## Data to use
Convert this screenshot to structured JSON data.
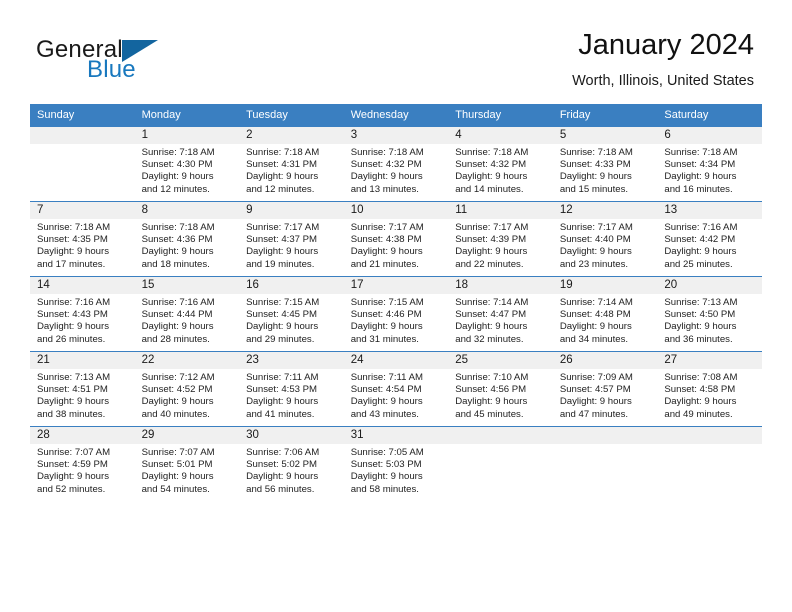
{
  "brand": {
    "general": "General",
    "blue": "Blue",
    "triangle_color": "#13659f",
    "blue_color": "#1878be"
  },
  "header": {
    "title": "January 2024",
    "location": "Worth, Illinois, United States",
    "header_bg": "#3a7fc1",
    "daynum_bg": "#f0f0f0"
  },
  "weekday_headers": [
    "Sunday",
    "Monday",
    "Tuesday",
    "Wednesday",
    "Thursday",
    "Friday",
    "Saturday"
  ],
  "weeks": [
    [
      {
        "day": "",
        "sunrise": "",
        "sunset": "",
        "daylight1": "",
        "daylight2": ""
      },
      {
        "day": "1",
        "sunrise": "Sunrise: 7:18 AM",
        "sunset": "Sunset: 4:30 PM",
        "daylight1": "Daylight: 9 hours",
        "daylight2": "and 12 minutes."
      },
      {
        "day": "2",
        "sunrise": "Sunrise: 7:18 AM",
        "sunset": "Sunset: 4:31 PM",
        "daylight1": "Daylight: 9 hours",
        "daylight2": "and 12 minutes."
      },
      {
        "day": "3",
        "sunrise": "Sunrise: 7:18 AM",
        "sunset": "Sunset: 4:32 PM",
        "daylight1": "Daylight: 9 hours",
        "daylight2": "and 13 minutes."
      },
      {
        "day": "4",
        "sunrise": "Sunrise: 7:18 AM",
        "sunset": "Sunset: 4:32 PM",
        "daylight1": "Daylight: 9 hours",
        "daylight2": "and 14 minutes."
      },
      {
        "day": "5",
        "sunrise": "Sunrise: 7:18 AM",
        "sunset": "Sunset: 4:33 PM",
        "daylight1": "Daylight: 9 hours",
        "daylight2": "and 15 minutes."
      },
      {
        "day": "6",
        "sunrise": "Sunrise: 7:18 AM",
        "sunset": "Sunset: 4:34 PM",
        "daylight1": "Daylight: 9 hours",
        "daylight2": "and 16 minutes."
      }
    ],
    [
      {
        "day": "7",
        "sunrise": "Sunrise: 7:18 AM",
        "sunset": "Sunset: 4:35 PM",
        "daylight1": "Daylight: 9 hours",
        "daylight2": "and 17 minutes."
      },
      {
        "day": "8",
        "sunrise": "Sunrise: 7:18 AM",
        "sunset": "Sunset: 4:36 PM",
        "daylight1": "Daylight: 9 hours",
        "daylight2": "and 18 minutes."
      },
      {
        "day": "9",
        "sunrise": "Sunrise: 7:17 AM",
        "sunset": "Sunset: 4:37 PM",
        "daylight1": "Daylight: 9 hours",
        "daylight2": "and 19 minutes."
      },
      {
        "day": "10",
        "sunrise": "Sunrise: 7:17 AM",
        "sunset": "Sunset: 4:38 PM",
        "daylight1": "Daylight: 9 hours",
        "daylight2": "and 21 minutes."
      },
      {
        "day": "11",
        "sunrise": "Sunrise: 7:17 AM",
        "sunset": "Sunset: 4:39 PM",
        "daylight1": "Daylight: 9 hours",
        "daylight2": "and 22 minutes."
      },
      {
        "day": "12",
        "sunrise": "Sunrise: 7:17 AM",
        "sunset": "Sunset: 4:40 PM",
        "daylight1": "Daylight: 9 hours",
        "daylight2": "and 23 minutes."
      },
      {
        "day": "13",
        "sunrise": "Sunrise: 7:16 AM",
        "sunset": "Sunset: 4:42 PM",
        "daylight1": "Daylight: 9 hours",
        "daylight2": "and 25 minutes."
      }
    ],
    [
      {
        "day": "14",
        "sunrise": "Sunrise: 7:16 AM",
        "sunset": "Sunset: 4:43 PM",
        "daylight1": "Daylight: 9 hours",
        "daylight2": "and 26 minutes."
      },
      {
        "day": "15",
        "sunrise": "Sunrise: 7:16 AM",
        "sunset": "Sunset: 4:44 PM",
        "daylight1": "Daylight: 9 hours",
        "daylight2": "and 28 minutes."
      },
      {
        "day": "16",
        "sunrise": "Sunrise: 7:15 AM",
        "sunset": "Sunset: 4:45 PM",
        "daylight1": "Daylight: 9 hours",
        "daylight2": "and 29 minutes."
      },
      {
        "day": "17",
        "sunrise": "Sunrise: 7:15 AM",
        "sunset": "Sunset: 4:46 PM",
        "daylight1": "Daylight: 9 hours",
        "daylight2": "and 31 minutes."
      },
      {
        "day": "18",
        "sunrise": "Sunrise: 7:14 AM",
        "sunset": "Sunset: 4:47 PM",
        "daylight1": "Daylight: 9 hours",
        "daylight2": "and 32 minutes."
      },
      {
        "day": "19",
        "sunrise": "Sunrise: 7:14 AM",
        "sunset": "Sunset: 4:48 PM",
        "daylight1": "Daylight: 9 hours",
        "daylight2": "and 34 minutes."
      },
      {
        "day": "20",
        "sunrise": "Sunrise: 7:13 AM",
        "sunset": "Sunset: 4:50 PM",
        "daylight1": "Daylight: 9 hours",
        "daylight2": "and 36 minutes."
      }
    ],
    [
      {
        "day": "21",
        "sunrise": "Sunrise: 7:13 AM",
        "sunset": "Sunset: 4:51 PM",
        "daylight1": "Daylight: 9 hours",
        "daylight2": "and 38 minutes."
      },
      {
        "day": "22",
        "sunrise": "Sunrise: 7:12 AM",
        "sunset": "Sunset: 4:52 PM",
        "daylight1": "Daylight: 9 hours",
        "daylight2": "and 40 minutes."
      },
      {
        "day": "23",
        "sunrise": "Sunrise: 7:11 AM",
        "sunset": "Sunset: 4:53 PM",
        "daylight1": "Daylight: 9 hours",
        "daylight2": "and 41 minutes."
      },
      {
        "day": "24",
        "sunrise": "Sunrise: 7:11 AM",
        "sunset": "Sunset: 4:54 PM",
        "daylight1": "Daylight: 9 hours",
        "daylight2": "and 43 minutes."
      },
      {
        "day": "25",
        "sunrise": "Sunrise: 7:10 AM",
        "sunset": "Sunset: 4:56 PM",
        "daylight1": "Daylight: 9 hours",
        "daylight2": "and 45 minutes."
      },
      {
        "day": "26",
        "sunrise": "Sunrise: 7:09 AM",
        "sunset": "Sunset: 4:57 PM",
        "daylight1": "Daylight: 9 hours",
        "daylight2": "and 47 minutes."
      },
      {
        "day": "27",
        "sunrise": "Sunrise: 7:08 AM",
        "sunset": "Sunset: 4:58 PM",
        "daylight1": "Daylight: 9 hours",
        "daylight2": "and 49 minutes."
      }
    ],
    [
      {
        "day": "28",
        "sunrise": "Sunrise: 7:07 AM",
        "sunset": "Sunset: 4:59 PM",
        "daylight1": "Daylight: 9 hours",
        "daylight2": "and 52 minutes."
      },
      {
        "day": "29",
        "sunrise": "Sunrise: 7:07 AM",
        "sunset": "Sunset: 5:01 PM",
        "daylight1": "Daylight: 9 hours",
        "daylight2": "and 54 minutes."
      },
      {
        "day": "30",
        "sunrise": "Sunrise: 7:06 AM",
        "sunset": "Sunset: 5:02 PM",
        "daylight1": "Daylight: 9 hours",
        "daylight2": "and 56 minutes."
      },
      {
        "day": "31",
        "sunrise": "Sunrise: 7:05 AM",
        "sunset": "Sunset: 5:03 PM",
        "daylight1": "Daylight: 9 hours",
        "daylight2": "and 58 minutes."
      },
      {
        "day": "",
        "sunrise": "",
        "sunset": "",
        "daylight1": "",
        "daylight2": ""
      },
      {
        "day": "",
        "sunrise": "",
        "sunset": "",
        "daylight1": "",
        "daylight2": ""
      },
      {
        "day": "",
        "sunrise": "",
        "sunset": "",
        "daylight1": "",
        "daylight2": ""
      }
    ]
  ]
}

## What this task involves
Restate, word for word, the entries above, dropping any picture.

## Your solution
Convert this screenshot to structured JSON data.
{
  "brand": {
    "general": "General",
    "blue": "Blue",
    "triangle_color": "#13659f",
    "blue_color": "#1878be"
  },
  "header": {
    "title": "January 2024",
    "location": "Worth, Illinois, United States",
    "header_bg": "#3a7fc1",
    "daynum_bg": "#f0f0f0"
  },
  "weekday_headers": [
    "Sunday",
    "Monday",
    "Tuesday",
    "Wednesday",
    "Thursday",
    "Friday",
    "Saturday"
  ],
  "weeks": [
    [
      {
        "day": "",
        "sunrise": "",
        "sunset": "",
        "daylight1": "",
        "daylight2": ""
      },
      {
        "day": "1",
        "sunrise": "Sunrise: 7:18 AM",
        "sunset": "Sunset: 4:30 PM",
        "daylight1": "Daylight: 9 hours",
        "daylight2": "and 12 minutes."
      },
      {
        "day": "2",
        "sunrise": "Sunrise: 7:18 AM",
        "sunset": "Sunset: 4:31 PM",
        "daylight1": "Daylight: 9 hours",
        "daylight2": "and 12 minutes."
      },
      {
        "day": "3",
        "sunrise": "Sunrise: 7:18 AM",
        "sunset": "Sunset: 4:32 PM",
        "daylight1": "Daylight: 9 hours",
        "daylight2": "and 13 minutes."
      },
      {
        "day": "4",
        "sunrise": "Sunrise: 7:18 AM",
        "sunset": "Sunset: 4:32 PM",
        "daylight1": "Daylight: 9 hours",
        "daylight2": "and 14 minutes."
      },
      {
        "day": "5",
        "sunrise": "Sunrise: 7:18 AM",
        "sunset": "Sunset: 4:33 PM",
        "daylight1": "Daylight: 9 hours",
        "daylight2": "and 15 minutes."
      },
      {
        "day": "6",
        "sunrise": "Sunrise: 7:18 AM",
        "sunset": "Sunset: 4:34 PM",
        "daylight1": "Daylight: 9 hours",
        "daylight2": "and 16 minutes."
      }
    ],
    [
      {
        "day": "7",
        "sunrise": "Sunrise: 7:18 AM",
        "sunset": "Sunset: 4:35 PM",
        "daylight1": "Daylight: 9 hours",
        "daylight2": "and 17 minutes."
      },
      {
        "day": "8",
        "sunrise": "Sunrise: 7:18 AM",
        "sunset": "Sunset: 4:36 PM",
        "daylight1": "Daylight: 9 hours",
        "daylight2": "and 18 minutes."
      },
      {
        "day": "9",
        "sunrise": "Sunrise: 7:17 AM",
        "sunset": "Sunset: 4:37 PM",
        "daylight1": "Daylight: 9 hours",
        "daylight2": "and 19 minutes."
      },
      {
        "day": "10",
        "sunrise": "Sunrise: 7:17 AM",
        "sunset": "Sunset: 4:38 PM",
        "daylight1": "Daylight: 9 hours",
        "daylight2": "and 21 minutes."
      },
      {
        "day": "11",
        "sunrise": "Sunrise: 7:17 AM",
        "sunset": "Sunset: 4:39 PM",
        "daylight1": "Daylight: 9 hours",
        "daylight2": "and 22 minutes."
      },
      {
        "day": "12",
        "sunrise": "Sunrise: 7:17 AM",
        "sunset": "Sunset: 4:40 PM",
        "daylight1": "Daylight: 9 hours",
        "daylight2": "and 23 minutes."
      },
      {
        "day": "13",
        "sunrise": "Sunrise: 7:16 AM",
        "sunset": "Sunset: 4:42 PM",
        "daylight1": "Daylight: 9 hours",
        "daylight2": "and 25 minutes."
      }
    ],
    [
      {
        "day": "14",
        "sunrise": "Sunrise: 7:16 AM",
        "sunset": "Sunset: 4:43 PM",
        "daylight1": "Daylight: 9 hours",
        "daylight2": "and 26 minutes."
      },
      {
        "day": "15",
        "sunrise": "Sunrise: 7:16 AM",
        "sunset": "Sunset: 4:44 PM",
        "daylight1": "Daylight: 9 hours",
        "daylight2": "and 28 minutes."
      },
      {
        "day": "16",
        "sunrise": "Sunrise: 7:15 AM",
        "sunset": "Sunset: 4:45 PM",
        "daylight1": "Daylight: 9 hours",
        "daylight2": "and 29 minutes."
      },
      {
        "day": "17",
        "sunrise": "Sunrise: 7:15 AM",
        "sunset": "Sunset: 4:46 PM",
        "daylight1": "Daylight: 9 hours",
        "daylight2": "and 31 minutes."
      },
      {
        "day": "18",
        "sunrise": "Sunrise: 7:14 AM",
        "sunset": "Sunset: 4:47 PM",
        "daylight1": "Daylight: 9 hours",
        "daylight2": "and 32 minutes."
      },
      {
        "day": "19",
        "sunrise": "Sunrise: 7:14 AM",
        "sunset": "Sunset: 4:48 PM",
        "daylight1": "Daylight: 9 hours",
        "daylight2": "and 34 minutes."
      },
      {
        "day": "20",
        "sunrise": "Sunrise: 7:13 AM",
        "sunset": "Sunset: 4:50 PM",
        "daylight1": "Daylight: 9 hours",
        "daylight2": "and 36 minutes."
      }
    ],
    [
      {
        "day": "21",
        "sunrise": "Sunrise: 7:13 AM",
        "sunset": "Sunset: 4:51 PM",
        "daylight1": "Daylight: 9 hours",
        "daylight2": "and 38 minutes."
      },
      {
        "day": "22",
        "sunrise": "Sunrise: 7:12 AM",
        "sunset": "Sunset: 4:52 PM",
        "daylight1": "Daylight: 9 hours",
        "daylight2": "and 40 minutes."
      },
      {
        "day": "23",
        "sunrise": "Sunrise: 7:11 AM",
        "sunset": "Sunset: 4:53 PM",
        "daylight1": "Daylight: 9 hours",
        "daylight2": "and 41 minutes."
      },
      {
        "day": "24",
        "sunrise": "Sunrise: 7:11 AM",
        "sunset": "Sunset: 4:54 PM",
        "daylight1": "Daylight: 9 hours",
        "daylight2": "and 43 minutes."
      },
      {
        "day": "25",
        "sunrise": "Sunrise: 7:10 AM",
        "sunset": "Sunset: 4:56 PM",
        "daylight1": "Daylight: 9 hours",
        "daylight2": "and 45 minutes."
      },
      {
        "day": "26",
        "sunrise": "Sunrise: 7:09 AM",
        "sunset": "Sunset: 4:57 PM",
        "daylight1": "Daylight: 9 hours",
        "daylight2": "and 47 minutes."
      },
      {
        "day": "27",
        "sunrise": "Sunrise: 7:08 AM",
        "sunset": "Sunset: 4:58 PM",
        "daylight1": "Daylight: 9 hours",
        "daylight2": "and 49 minutes."
      }
    ],
    [
      {
        "day": "28",
        "sunrise": "Sunrise: 7:07 AM",
        "sunset": "Sunset: 4:59 PM",
        "daylight1": "Daylight: 9 hours",
        "daylight2": "and 52 minutes."
      },
      {
        "day": "29",
        "sunrise": "Sunrise: 7:07 AM",
        "sunset": "Sunset: 5:01 PM",
        "daylight1": "Daylight: 9 hours",
        "daylight2": "and 54 minutes."
      },
      {
        "day": "30",
        "sunrise": "Sunrise: 7:06 AM",
        "sunset": "Sunset: 5:02 PM",
        "daylight1": "Daylight: 9 hours",
        "daylight2": "and 56 minutes."
      },
      {
        "day": "31",
        "sunrise": "Sunrise: 7:05 AM",
        "sunset": "Sunset: 5:03 PM",
        "daylight1": "Daylight: 9 hours",
        "daylight2": "and 58 minutes."
      },
      {
        "day": "",
        "sunrise": "",
        "sunset": "",
        "daylight1": "",
        "daylight2": ""
      },
      {
        "day": "",
        "sunrise": "",
        "sunset": "",
        "daylight1": "",
        "daylight2": ""
      },
      {
        "day": "",
        "sunrise": "",
        "sunset": "",
        "daylight1": "",
        "daylight2": ""
      }
    ]
  ]
}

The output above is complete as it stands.